That said, EMP is a different phenomenon than ionospheric disturbance. A “storm” which causes ionospheric disturbance, such as sunspot activity, will interfere with radio waves and wreak havoc with communications. An EMP, such as that produced during nuclear weapon explosions, is a short lived but very strong impulse covering the entire frequency spectrum. The important fact to realize is that electric and magnetic fields can only act upon other fields, charged particles, currents and fluxes. Any permanent damage that arises as a result of EMP is a result of the unexpected and strong change of electro-magnetic behavour causing physical damage. Accordingly, if equipment is powered off during an EMP event, the EMP will have no effect since the electric and magnetic fields will have no effect on non-charged or magnetized parts. Conversely, operating equipment may be easily damaged since a large external disturbance can change the behaviour of any electrical current or magnetic flux.

As regards your specific example, this could be explained if the camcorder was off during the EMP and only used afterward, and the solenoid on the bus was operating during it, and was sensitive to field disturbance which damaged it.

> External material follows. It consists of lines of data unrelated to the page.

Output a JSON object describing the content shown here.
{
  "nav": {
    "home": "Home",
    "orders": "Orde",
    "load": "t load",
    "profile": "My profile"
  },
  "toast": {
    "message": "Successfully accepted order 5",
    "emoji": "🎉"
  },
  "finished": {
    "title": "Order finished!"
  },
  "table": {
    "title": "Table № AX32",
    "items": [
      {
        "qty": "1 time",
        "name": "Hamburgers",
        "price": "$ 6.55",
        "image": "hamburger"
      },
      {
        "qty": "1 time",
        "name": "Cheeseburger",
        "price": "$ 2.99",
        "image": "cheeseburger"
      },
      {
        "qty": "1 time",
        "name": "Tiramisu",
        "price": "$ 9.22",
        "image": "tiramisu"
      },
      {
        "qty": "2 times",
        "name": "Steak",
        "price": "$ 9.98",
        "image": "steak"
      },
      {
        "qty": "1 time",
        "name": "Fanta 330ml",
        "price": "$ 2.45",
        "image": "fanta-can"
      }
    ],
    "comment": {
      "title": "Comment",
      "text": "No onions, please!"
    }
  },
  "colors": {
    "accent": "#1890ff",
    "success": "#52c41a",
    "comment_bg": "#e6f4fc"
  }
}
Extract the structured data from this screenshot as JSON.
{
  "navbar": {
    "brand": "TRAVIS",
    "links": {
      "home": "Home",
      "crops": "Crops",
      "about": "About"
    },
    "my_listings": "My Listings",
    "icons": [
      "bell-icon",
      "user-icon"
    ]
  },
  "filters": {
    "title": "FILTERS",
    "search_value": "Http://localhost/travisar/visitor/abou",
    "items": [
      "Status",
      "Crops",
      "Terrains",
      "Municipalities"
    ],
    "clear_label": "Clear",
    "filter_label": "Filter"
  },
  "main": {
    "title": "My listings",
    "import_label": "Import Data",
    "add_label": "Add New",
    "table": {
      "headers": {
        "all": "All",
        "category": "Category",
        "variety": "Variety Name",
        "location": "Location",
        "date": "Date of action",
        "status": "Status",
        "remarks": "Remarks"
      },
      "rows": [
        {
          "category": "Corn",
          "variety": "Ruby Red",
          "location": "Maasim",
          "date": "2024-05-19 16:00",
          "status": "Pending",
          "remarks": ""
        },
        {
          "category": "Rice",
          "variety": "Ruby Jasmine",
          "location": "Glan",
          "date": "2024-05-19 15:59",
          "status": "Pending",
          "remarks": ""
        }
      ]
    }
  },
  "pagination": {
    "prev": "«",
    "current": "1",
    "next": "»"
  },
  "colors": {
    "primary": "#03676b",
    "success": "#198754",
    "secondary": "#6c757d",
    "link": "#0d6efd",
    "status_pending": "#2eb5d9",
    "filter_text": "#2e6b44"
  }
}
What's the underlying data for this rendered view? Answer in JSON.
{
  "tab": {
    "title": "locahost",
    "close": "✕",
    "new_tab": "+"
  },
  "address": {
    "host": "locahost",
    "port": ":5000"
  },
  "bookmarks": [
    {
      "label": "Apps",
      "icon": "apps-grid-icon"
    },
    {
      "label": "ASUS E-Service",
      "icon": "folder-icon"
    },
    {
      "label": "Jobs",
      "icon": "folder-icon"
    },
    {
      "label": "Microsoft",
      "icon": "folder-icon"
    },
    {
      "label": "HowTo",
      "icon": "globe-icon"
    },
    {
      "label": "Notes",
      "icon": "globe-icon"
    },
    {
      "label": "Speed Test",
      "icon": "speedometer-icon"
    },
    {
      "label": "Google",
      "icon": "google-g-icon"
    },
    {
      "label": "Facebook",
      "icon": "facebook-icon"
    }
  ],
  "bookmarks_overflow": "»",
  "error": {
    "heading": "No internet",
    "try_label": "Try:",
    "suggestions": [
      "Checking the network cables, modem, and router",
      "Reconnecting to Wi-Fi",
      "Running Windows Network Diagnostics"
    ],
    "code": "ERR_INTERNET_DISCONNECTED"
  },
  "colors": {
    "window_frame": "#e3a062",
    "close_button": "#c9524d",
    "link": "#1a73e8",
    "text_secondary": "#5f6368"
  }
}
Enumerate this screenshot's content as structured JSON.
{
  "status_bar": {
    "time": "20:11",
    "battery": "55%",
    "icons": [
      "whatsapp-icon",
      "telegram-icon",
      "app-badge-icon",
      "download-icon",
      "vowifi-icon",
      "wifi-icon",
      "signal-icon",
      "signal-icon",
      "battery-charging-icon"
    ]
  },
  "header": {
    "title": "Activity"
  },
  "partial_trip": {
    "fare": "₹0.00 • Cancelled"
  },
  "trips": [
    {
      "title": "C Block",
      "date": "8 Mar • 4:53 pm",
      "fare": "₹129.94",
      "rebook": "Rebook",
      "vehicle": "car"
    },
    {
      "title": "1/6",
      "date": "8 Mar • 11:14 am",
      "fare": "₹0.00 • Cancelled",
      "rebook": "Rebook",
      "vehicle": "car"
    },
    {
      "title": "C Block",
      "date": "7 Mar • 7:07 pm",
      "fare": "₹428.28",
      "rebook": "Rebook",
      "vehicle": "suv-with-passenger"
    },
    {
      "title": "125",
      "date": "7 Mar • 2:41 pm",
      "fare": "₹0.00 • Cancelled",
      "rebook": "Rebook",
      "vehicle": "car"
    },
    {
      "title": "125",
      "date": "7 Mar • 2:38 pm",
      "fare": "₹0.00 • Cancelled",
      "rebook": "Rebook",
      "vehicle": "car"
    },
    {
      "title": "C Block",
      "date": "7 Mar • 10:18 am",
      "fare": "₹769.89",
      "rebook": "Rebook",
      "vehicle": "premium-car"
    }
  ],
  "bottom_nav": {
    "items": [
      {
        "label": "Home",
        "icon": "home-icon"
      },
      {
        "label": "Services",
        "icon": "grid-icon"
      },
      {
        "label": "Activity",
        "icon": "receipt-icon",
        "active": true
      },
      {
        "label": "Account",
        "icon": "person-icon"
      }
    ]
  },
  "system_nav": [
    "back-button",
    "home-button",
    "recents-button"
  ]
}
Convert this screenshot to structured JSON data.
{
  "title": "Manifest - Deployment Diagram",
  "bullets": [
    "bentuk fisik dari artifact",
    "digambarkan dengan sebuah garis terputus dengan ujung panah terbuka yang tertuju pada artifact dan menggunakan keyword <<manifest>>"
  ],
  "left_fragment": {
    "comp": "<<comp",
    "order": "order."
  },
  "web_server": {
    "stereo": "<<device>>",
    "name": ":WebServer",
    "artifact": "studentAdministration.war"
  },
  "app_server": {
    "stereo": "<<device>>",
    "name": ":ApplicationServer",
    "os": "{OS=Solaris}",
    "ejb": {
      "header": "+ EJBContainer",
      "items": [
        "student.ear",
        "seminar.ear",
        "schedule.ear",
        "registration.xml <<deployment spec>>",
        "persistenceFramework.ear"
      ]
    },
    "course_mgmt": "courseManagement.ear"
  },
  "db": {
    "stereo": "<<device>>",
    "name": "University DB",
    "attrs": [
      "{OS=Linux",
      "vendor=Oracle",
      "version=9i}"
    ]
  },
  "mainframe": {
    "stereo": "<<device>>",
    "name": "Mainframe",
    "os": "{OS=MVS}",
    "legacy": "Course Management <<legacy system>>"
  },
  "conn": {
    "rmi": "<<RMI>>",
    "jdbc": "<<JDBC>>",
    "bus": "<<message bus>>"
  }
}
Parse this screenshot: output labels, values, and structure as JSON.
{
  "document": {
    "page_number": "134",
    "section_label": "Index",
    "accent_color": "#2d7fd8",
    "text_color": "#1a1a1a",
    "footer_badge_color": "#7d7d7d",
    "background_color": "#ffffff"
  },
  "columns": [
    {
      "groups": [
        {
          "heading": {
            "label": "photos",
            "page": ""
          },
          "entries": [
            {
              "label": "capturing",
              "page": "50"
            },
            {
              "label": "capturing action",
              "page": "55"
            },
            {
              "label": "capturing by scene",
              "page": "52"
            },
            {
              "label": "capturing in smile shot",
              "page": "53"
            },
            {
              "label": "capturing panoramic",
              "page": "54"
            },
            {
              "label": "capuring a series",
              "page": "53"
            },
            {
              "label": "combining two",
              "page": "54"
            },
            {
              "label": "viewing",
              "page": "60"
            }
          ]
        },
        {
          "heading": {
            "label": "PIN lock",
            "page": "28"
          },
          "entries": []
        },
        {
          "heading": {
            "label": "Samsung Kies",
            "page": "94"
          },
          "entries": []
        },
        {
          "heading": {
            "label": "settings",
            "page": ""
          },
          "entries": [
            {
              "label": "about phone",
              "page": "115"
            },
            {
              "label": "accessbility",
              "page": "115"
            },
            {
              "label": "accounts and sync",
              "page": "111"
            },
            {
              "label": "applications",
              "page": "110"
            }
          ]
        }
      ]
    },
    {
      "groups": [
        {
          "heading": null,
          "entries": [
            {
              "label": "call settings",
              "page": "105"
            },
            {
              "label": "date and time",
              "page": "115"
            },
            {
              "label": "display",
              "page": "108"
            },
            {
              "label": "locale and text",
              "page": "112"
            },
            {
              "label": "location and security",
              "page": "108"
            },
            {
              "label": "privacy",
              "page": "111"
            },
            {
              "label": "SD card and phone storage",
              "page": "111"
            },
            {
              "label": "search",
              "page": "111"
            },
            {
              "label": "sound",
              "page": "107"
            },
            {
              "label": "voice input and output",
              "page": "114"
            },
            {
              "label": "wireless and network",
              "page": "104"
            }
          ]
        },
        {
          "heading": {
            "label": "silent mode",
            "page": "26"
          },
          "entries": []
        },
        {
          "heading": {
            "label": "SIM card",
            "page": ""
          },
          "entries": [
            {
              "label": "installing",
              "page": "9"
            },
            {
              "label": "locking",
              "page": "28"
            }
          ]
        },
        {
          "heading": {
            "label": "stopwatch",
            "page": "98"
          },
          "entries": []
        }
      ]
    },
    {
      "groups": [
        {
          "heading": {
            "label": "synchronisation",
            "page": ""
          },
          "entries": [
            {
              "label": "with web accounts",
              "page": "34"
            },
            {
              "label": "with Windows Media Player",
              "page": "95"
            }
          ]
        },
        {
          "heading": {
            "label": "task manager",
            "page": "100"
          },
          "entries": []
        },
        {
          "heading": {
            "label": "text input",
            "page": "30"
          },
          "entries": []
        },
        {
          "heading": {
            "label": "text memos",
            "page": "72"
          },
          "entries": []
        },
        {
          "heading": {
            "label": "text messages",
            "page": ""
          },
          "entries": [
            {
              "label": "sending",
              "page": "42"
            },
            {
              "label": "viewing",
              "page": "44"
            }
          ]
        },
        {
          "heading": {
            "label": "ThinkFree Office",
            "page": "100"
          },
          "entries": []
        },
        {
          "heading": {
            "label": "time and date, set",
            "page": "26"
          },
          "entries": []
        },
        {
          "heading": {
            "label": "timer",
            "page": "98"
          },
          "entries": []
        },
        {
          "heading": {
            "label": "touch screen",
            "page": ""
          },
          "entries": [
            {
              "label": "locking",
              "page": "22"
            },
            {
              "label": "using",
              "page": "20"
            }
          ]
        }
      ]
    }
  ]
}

More practically, many common devices, even when not in use, employ backup batteries to maintain things like memory, time and date, EEPROM settings, etc. Just as you might damage these things by subjecting them to static discharge (handling chips without having been grounded), an EMP is likely to produce the same problems.

I can’t see an EMP being produced by a storm, though.

What if it’s raining nukes (Hallelujah)?

A large EMP would probably “skip” some things. Any metal box is going to make a natural faraday cage and protect whatever is inside. Metal buildings make natural faraday cages too, much to the annoyance of people who try to use their cell phones inside one.

The power system is probably going to go down, especially if it’s in a large metro area and especially if it’s during the summer, since in most metro areas the power system is pretty close to being overloaded in the summer anyway. You are going to have devices all ove the system tripping, and power systems aren’t that robust (just look at how many minor glitches have thrown the northeast into a blackout over the past few decades). The power may be restored to many areas fairly quickly though. Hospitals and many other buildings are going to have backup power systems that will probably still work.

A solenoid in a van is just a coil of wire with a piece of metal in the middle. I would think it would be one of the least likely components in a car or van to be damaged. The engine computer is much more sensitive to an EMP.

A camcorder is probably going to get fried, but if it was shielded by something at the time (like it was in a metal box) then it’s quite possible for it to have survived.

Automobile bodies are kind of like metal boxes, except they have holes in them. The metal will provide some shielding, but it’s not as good as having a true faraday cage. Some cars are going to be fried and some others won’t just because of the particular layout of metal in them, and their orientation with respect to the EMP.

Batteries are just little metal boxes with chemicals inside them. They aren’t affected by an EMP.

This is not true. An EMP is going to cause large voltages to be induced on conductors in equipment, regardless of whether the equipment is turned on or off at the time. These large voltages are very damaging, especially to semiconductors like computer chips, and computer chips are in darn near everything these days.